Equity Release

Retirement mortgages relaunched by Vernon Building Society

Victoria Hartley
Written By:
Victoria Hartley

The deals come without maximum age limits and can be taken out on a repayment or interest-only basis

Vernon Building Society has launched two multi-use retirement mortgages, both of which have no age restrictions or arrangement fees.

The deals are available on both a repayment and interest-only basis.

The initial rates are 1.25% below its standard variable rate (SVR) of 4.7% (currently 3.45%) with a Lasting Power of Attorney (LPA), or 0.50% below the SVR (4.2% at present) without an LPA for the first five years.

The Vernon first launched its retirement product in 2015, becoming the first and only lender to offer a discounted mortgage rate to older couples who register a Lasting Power of Attorney.

Vernon BS branch counter staff were obliged to pass the equity release qualification to advise on the product, launched last month and only independent qualified equity release advisers may advise on the range at this stage.
Alternative to equity release

Tom Gurrie, intermediary sales manager at the Vernon, said the products can be repaid through property sale when the borrower dies or moves into alternative accommodation such as long-term care.

“These products provide an alternative to a more traditional equity-release mortgage, with no roll-up of interest and no increase in the mortgage debt.

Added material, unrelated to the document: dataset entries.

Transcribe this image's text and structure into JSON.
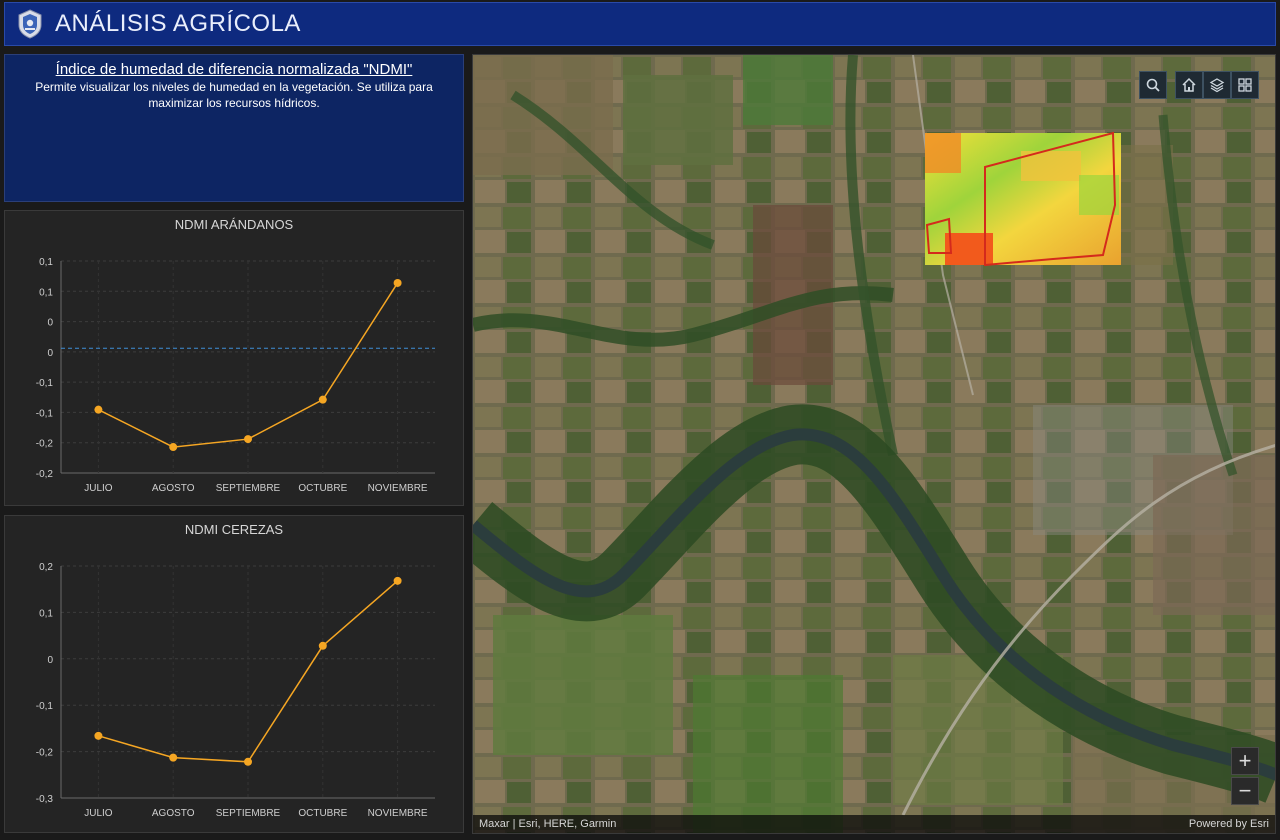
{
  "header": {
    "title": "ANÁLISIS AGRÍCOLA"
  },
  "info": {
    "title": "Índice de humedad de diferencia normalizada \"NDMI\"",
    "description": "Permite visualizar los niveles de humedad en la vegetación. Se utiliza para maximizar los recursos hídricos."
  },
  "charts": {
    "arandanos": {
      "title": "NDMI ARÁNDANOS",
      "y_tick_labels": [
        "0,1",
        "0,1",
        "0",
        "0",
        "-0,1",
        "-0,1",
        "-0,2",
        "-0,2"
      ]
    },
    "cerezas": {
      "title": "NDMI CEREZAS",
      "y_tick_labels": [
        "0,2",
        "0,1",
        "0",
        "-0,1",
        "-0,2",
        "-0,3"
      ]
    }
  },
  "chart_data": [
    {
      "type": "line",
      "title": "NDMI ARÁNDANOS",
      "categories": [
        "JULIO",
        "AGOSTO",
        "SEPTIEMBRE",
        "OCTUBRE",
        "NOVIEMBRE"
      ],
      "series": [
        {
          "values": [
            -0.123,
            -0.198,
            -0.182,
            -0.103,
            0.131
          ]
        }
      ],
      "ylim": [
        -0.25,
        0.175
      ],
      "reference_line": 0,
      "grid": true,
      "color": "#f5a623"
    },
    {
      "type": "line",
      "title": "NDMI CEREZAS",
      "categories": [
        "JULIO",
        "AGOSTO",
        "SEPTIEMBRE",
        "OCTUBRE",
        "NOVIEMBRE"
      ],
      "series": [
        {
          "values": [
            -0.166,
            -0.213,
            -0.222,
            0.028,
            0.168
          ]
        }
      ],
      "ylim": [
        -0.3,
        0.2
      ],
      "grid": true,
      "color": "#f5a623"
    }
  ],
  "map": {
    "tools": [
      {
        "icon": "search-icon"
      },
      {
        "icon": "home-icon"
      },
      {
        "icon": "layers-icon"
      },
      {
        "icon": "basemap-gallery-icon"
      }
    ],
    "zoom_in": "+",
    "zoom_out": "−",
    "attribution": "Maxar | Esri, HERE, Garmin",
    "powered_by": "Powered by Esri"
  },
  "colors": {
    "header_bg": "#0e2a7f",
    "panel_bg": "#242424",
    "series": "#f5a623",
    "reference": "#3f8fd8"
  }
}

We are seeing more applicants coming to the end of an interest-only mortgage in their later years who have no means to repay the outstanding debt demanded by their lender and therefore need to re-schedule their loan”.

“At the moment, the products are only available to brokers with an equity-release qualification, so we welcome the recent announcement by the FCA to review the rules on advice when discussing retirement interest-only mortgages”.

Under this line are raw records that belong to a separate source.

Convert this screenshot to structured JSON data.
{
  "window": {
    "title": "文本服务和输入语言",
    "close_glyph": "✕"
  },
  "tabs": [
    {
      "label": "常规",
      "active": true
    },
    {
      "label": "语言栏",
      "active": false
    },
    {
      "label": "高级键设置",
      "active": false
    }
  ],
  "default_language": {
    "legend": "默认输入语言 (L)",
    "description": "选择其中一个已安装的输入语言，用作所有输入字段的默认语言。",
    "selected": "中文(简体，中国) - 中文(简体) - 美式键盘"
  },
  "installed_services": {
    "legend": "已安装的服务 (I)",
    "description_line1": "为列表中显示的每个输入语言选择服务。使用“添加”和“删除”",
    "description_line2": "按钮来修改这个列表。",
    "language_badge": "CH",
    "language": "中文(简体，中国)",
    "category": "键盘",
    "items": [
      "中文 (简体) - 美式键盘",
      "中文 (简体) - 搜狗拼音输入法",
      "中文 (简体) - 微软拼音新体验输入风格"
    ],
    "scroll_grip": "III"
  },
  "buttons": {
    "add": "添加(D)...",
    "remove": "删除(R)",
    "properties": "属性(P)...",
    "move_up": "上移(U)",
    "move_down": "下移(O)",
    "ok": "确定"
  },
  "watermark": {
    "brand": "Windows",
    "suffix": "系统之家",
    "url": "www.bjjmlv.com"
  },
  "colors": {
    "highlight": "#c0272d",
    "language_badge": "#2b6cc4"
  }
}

Gurrie said when elderly borrowers are considering taking on a mortgage, it makes sense to involve the wider family in that discussion, particularly where the intention is to leave the mortgaged property to children or other family members.

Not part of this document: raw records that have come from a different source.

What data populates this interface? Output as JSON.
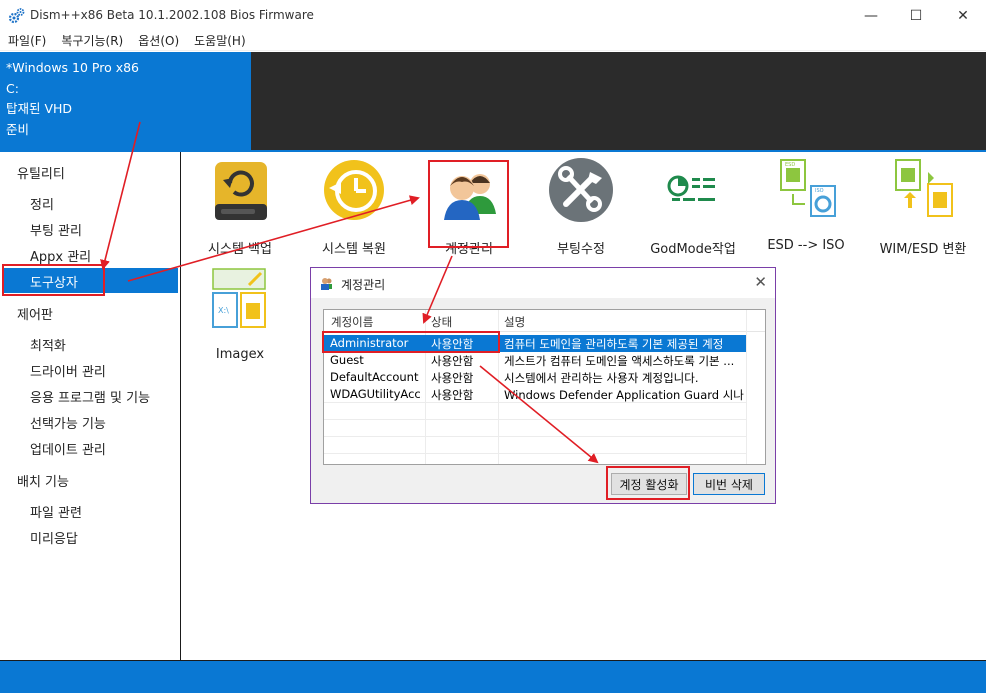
{
  "window": {
    "title": "Dism++x86 Beta 10.1.2002.108 Bios Firmware",
    "minimize": "—",
    "maximize": "☐",
    "close": "✕"
  },
  "menu": [
    "파일(F)",
    "복구기능(R)",
    "옵션(O)",
    "도움말(H)"
  ],
  "info": {
    "os": "*Windows 10 Pro x86",
    "drive": "C:",
    "mount": "탑재된 VHD",
    "status": "준비"
  },
  "sidebar": {
    "sections": [
      {
        "label": "유틸리티",
        "items": [
          "정리",
          "부팅 관리",
          "Appx 관리",
          "도구상자"
        ]
      },
      {
        "label": "제어판",
        "items": [
          "최적화",
          "드라이버 관리",
          "응용 프로그램 및 기능",
          "선택가능 기능",
          "업데이트 관리"
        ]
      },
      {
        "label": "배치 기능",
        "items": [
          "파일 관련",
          "미리응답"
        ]
      }
    ],
    "selected": "도구상자"
  },
  "tools": [
    {
      "label": "시스템 백업",
      "icon": "drive-backup-icon"
    },
    {
      "label": "시스템 복원",
      "icon": "clock-restore-icon"
    },
    {
      "label": "계정관리",
      "icon": "users-icon"
    },
    {
      "label": "부팅수정",
      "icon": "wrench-screwdriver-icon"
    },
    {
      "label": "GodMode작업",
      "icon": "settings-list-icon"
    },
    {
      "label": "ESD --> ISO",
      "icon": "esd-iso-icon"
    },
    {
      "label": "WIM/ESD 변환",
      "icon": "wim-esd-convert-icon"
    },
    {
      "label": "Imagex",
      "icon": "imagex-icon"
    }
  ],
  "dialog": {
    "title": "계정관리",
    "close": "✕",
    "columns": [
      "계정이름",
      "상태",
      "설명"
    ],
    "rows": [
      {
        "name": "Administrator",
        "state": "사용안함",
        "desc": "컴퓨터 도메인을 관리하도록 기본 제공된 계정",
        "selected": true
      },
      {
        "name": "Guest",
        "state": "사용안함",
        "desc": "게스트가 컴퓨터 도메인을 액세스하도록 기본 ...",
        "selected": false
      },
      {
        "name": "DefaultAccount",
        "state": "사용안함",
        "desc": "시스템에서 관리하는 사용자 계정입니다.",
        "selected": false
      },
      {
        "name": "WDAGUtilityAcc...",
        "state": "사용안함",
        "desc": "Windows Defender Application Guard 시나리오...",
        "selected": false
      }
    ],
    "buttons": {
      "activate": "계정 활성화",
      "delete_password": "비번 삭제"
    }
  },
  "colors": {
    "accent": "#0a78d3",
    "highlight": "#e01e25",
    "dialog_border": "#7a3fa8"
  }
}
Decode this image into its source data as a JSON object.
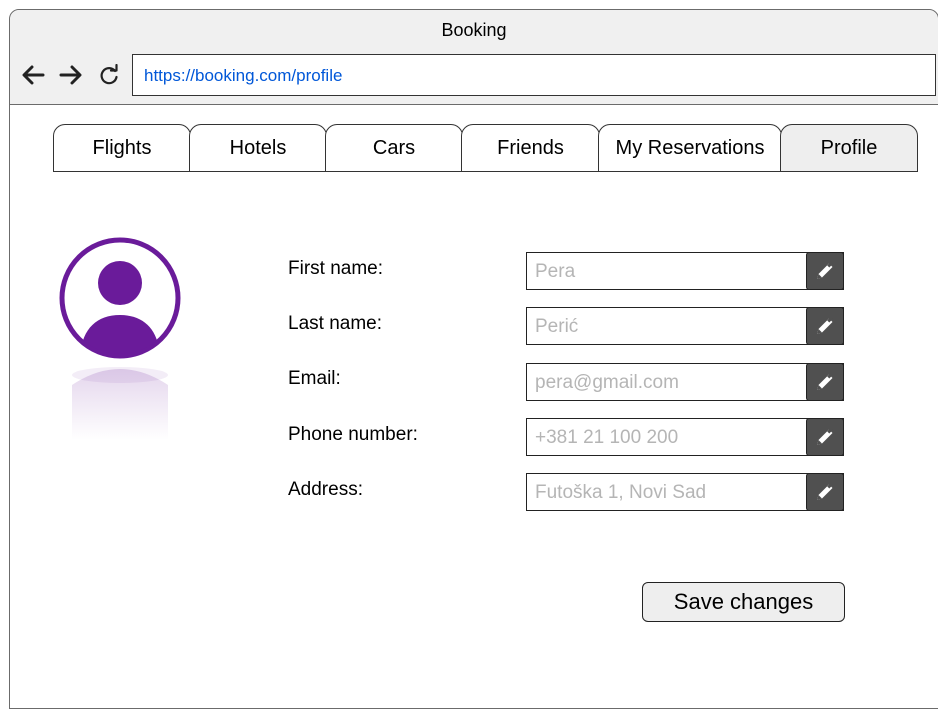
{
  "window": {
    "title": "Booking"
  },
  "browser": {
    "url": "https://booking.com/profile",
    "back_icon": "arrow-left-icon",
    "forward_icon": "arrow-right-icon",
    "reload_icon": "reload-icon"
  },
  "tabs": [
    {
      "label": "Flights",
      "active": false
    },
    {
      "label": "Hotels",
      "active": false
    },
    {
      "label": "Cars",
      "active": false
    },
    {
      "label": "Friends",
      "active": false
    },
    {
      "label": "My Reservations",
      "active": false
    },
    {
      "label": "Profile",
      "active": true
    }
  ],
  "profile": {
    "avatar_icon": "user-avatar-icon",
    "avatar_color": "#6a1b9a",
    "fields": [
      {
        "label": "First name:",
        "value": "Pera"
      },
      {
        "label": "Last name:",
        "value": "Perić"
      },
      {
        "label": "Email:",
        "value": "pera@gmail.com"
      },
      {
        "label": "Phone number:",
        "value": "+381 21 100 200"
      },
      {
        "label": "Address:",
        "value": "Futoška 1, Novi Sad"
      }
    ],
    "edit_icon": "pencil-icon"
  },
  "actions": {
    "save_label": "Save changes"
  }
}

“An LPA is becoming increasingly used to allow money issues, bank accounts etc to be easily dealt with by a trusted family member where a person becomes infirm or loses mental capacity.”